To understand the complexities of Harry Belafonte, it helps to think in terms of his obsessions: movies, music and outspoken activism.
Belafonte's 1956 release "Calypso" was the first LP ever to sell a million copies. He's starred in such films as "Island in the Sun," "Uptown Saturday Night" and Otto Preminger's "Carmen Jones." He's long been an outspoken champion of civil rights and has served as UNICEF Goodwill Ambassador since 1987.
President John F. Kennedy appointed him cultural advisor to the Peace Corps, and he was the first member of the entertainment industry to be so named; he served for five years. He was chairman of New York state's Martin Luther King Jr. Commission for seven years and helped create the commission's Institute for Non-Violence.

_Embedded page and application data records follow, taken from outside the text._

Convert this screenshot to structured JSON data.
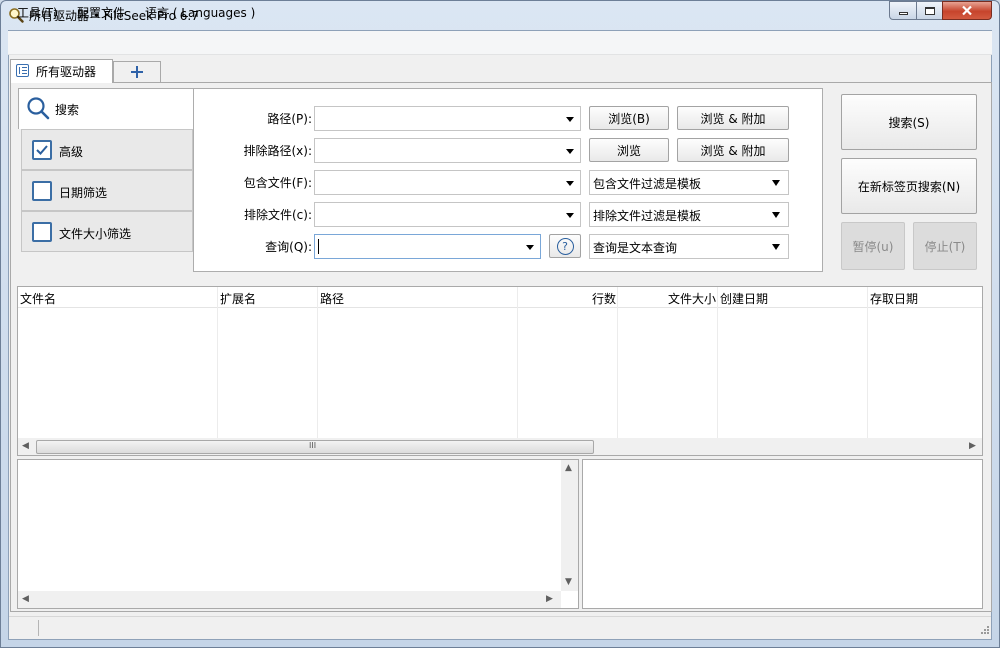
{
  "window": {
    "title": "所有驱动器 • FileSeek Pro 6.7"
  },
  "menu": {
    "tools": "工具(T)",
    "profile": "配置文件",
    "language": "语言 ( Languages )"
  },
  "tabs": {
    "active_label": "所有驱动器",
    "add_label": "+"
  },
  "nav": {
    "search": "搜索",
    "items": [
      {
        "label": "高级",
        "checked": true
      },
      {
        "label": "日期筛选",
        "checked": false
      },
      {
        "label": "文件大小筛选",
        "checked": false
      }
    ]
  },
  "form": {
    "path_label": "路径(P):",
    "exclude_path_label": "排除路径(x):",
    "include_files_label": "包含文件(F):",
    "exclude_files_label": "排除文件(c):",
    "query_label": "查询(Q):",
    "path_value": "",
    "exclude_path_value": "",
    "include_files_value": "",
    "exclude_files_value": "",
    "query_value": "",
    "browse_b": "浏览(B)",
    "browse_append_1": "浏览 & 附加",
    "browse": "浏览",
    "browse_append_2": "浏览 & 附加",
    "include_mode": "包含文件过滤是模板",
    "exclude_mode": "排除文件过滤是模板",
    "query_mode": "查询是文本查询",
    "help_glyph": "?"
  },
  "actions": {
    "search": "搜索(S)",
    "search_new_tab": "在新标签页搜索(N)",
    "pause": "暂停(u)",
    "stop": "停止(T)"
  },
  "results": {
    "columns": [
      "文件名",
      "扩展名",
      "路径",
      "行数",
      "文件大小",
      "创建日期",
      "存取日期"
    ],
    "rows": []
  },
  "scrollbar": {
    "grip": "III"
  },
  "colors": {
    "accent": "#3b6ea5",
    "close_button": "#c6442c",
    "disabled_text": "#8a8a8a"
  },
  "icons": [
    "magnifier-app-icon",
    "search-icon",
    "check-icon",
    "help-icon",
    "plus-icon",
    "drive-tab-icon"
  ]
}
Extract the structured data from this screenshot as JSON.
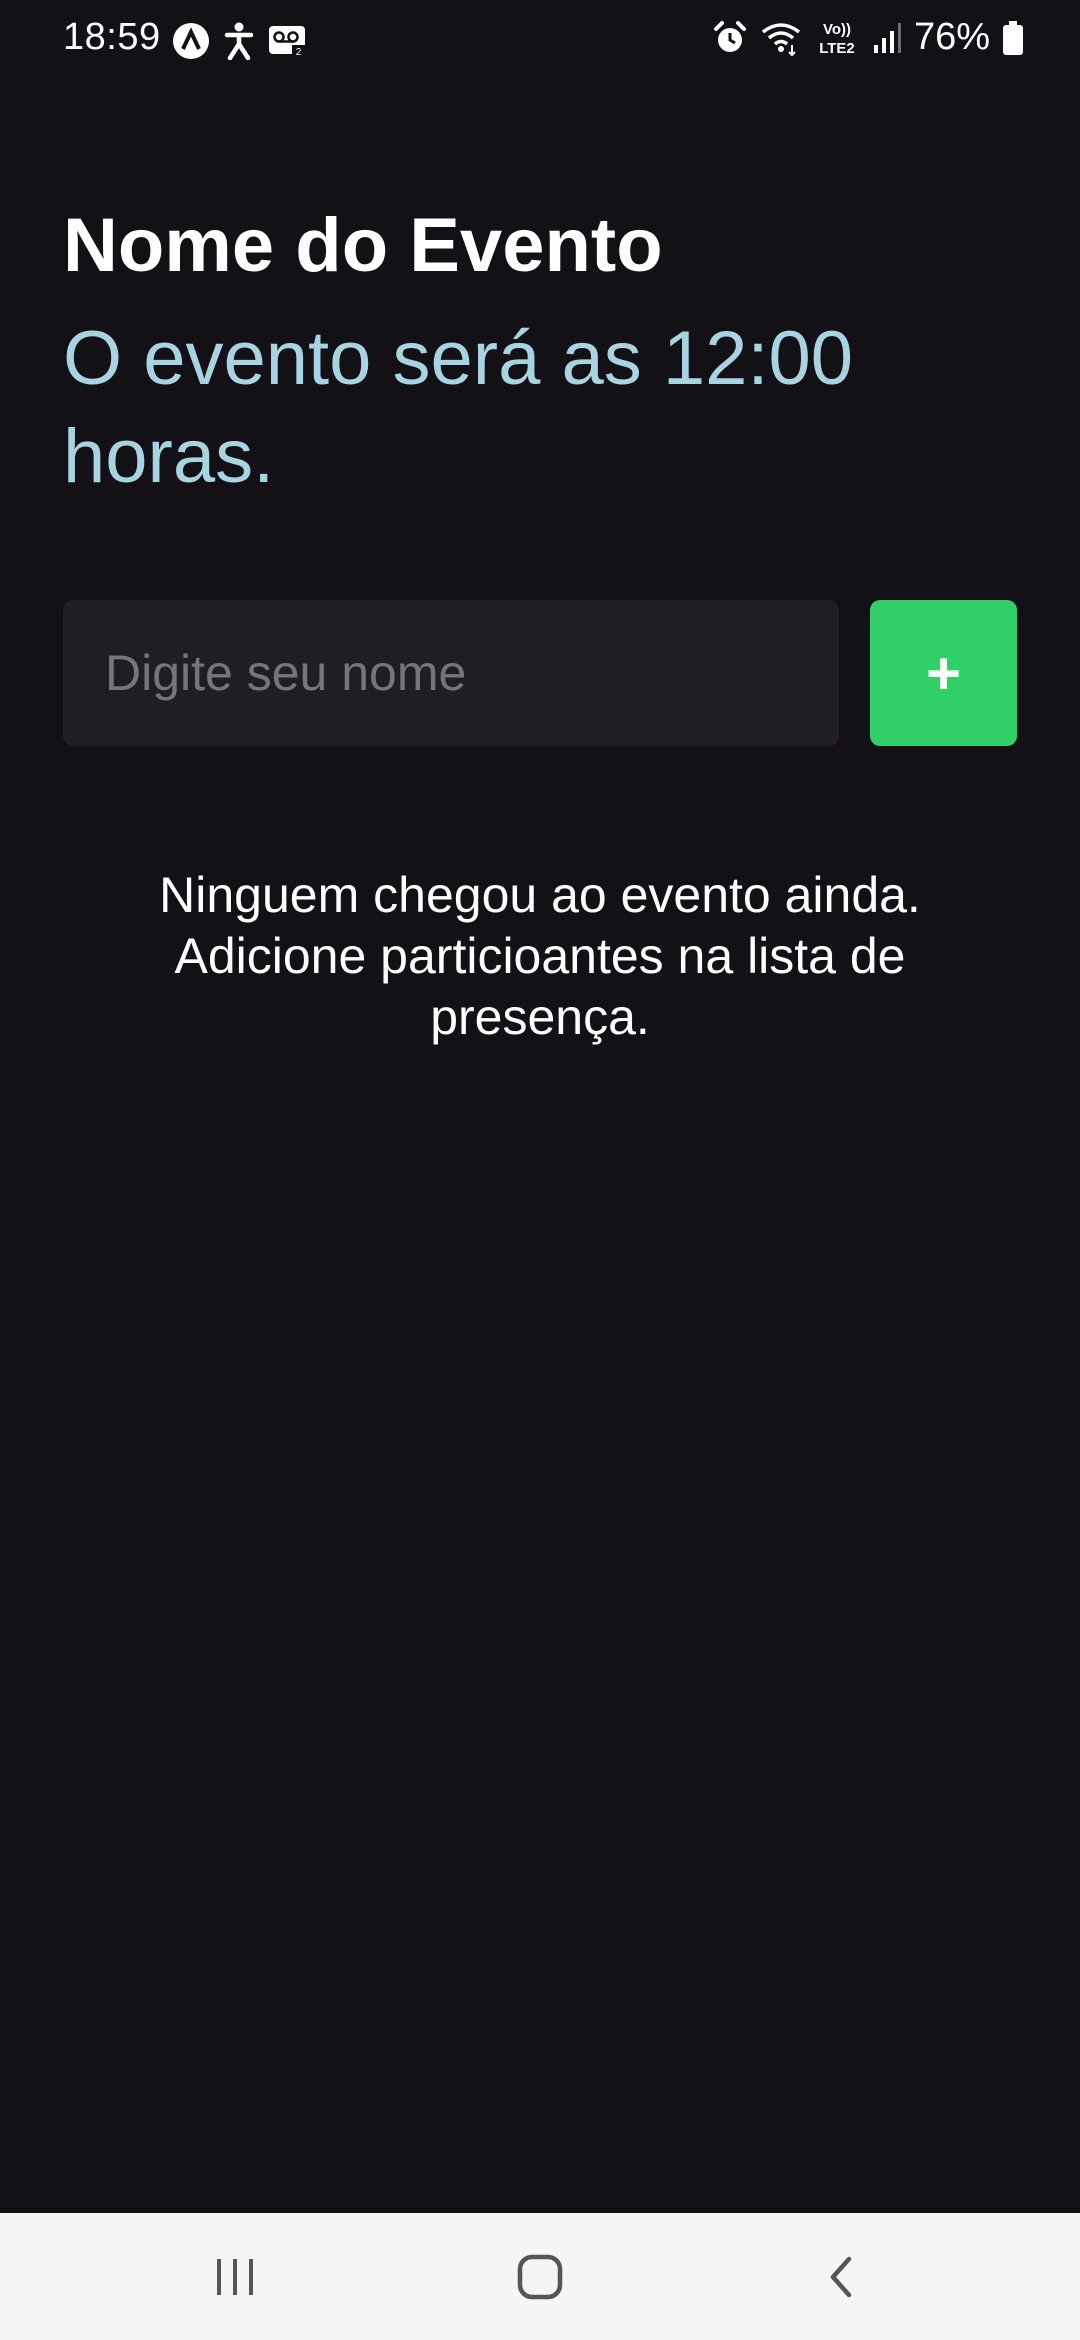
{
  "status_bar": {
    "time": "18:59",
    "battery": "76%",
    "icons_left": [
      "app-notification-icon",
      "accessibility-icon",
      "voicemail-icon"
    ],
    "icons_right": [
      "alarm-icon",
      "wifi-icon",
      "volte-icon",
      "signal-icon",
      "battery-icon"
    ],
    "volte_label_top": "Vo))",
    "volte_label_bottom": "LTE2"
  },
  "header": {
    "title": "Nome do Evento",
    "subtitle": "O evento será as 12:00 horas."
  },
  "form": {
    "input_placeholder": "Digite seu nome",
    "input_value": "",
    "add_button_label": "+"
  },
  "empty_state": {
    "message": "Ninguem chegou ao evento ainda. Adicione particioantes na lista de presença."
  },
  "nav_bar": {
    "buttons": [
      "recents",
      "home",
      "back"
    ]
  },
  "colors": {
    "background": "#131016",
    "subtitle": "#a8d3e0",
    "input_background": "#1f1e25",
    "accent": "#31cf67",
    "nav_background": "#f5f5f5"
  }
}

A tireless worker for the causes in which he believes, Belafonte has received the Albert Einstein Award from Yeshiva University, the Martin Luther King Peace Prize, Kennedy Center Honors for excellence in the performing arts and the Nelson Mandela Courage Award (its first recipient); in 1994, President Clinton awarded him the National Medal of Arts.
In the entertainment world, Belafonte was the King of Calypso, popularizing such West Indian songs as "Banana Boat Song," a top-five hit on both sides of the Atlantic. "Calypso" was the first LP to sell more than 1 million copies. "Belafonte at Carnegie Hall" spent the most time in the top 10 of Billboard's albums chart until Michael Jackson's "Thriller."
"When Sidney Poitier and I started turning out films back in the '50s, we came in at a time when Hollywood was showing blacks in very caricatured ways," Belafonte said. "We were either servants or we were buffoons. We were always doing the most minimal things in service of white society. The process had just begun to open up; there was protest in the air.
"When I joined the civil rights movement, I knew there was a selfish aspect to that journey on my part. If we could only change America, it would necessarily force Hollywood to change its perception of black people. And it did that for a significant length of time.
"But that vigilance eventually subsided, and little by little this thing has creeped back in so that today we have another type of caricature, another kind of debased, negative presentation. And an entire young black generation has embraced it somehow as the model of what life is about."
When he reflects on the roots of his activism, Belafonte finds a number of influences.
"My background has an awful lot to do with it," he said. "I grew up in Harlem, born in poverty. My parents had a tumultuous life that was filled with deprivation, absence of opportunity. Much of [my activism] comes from my mother's strength and her own feisty resistance to oppression.
"But much of it has to do with my own personality. A lot of people come out of oppression and never want to deal with it again. And there are others who come out prepared to do battle for the rest of their lives against the pain and inequity."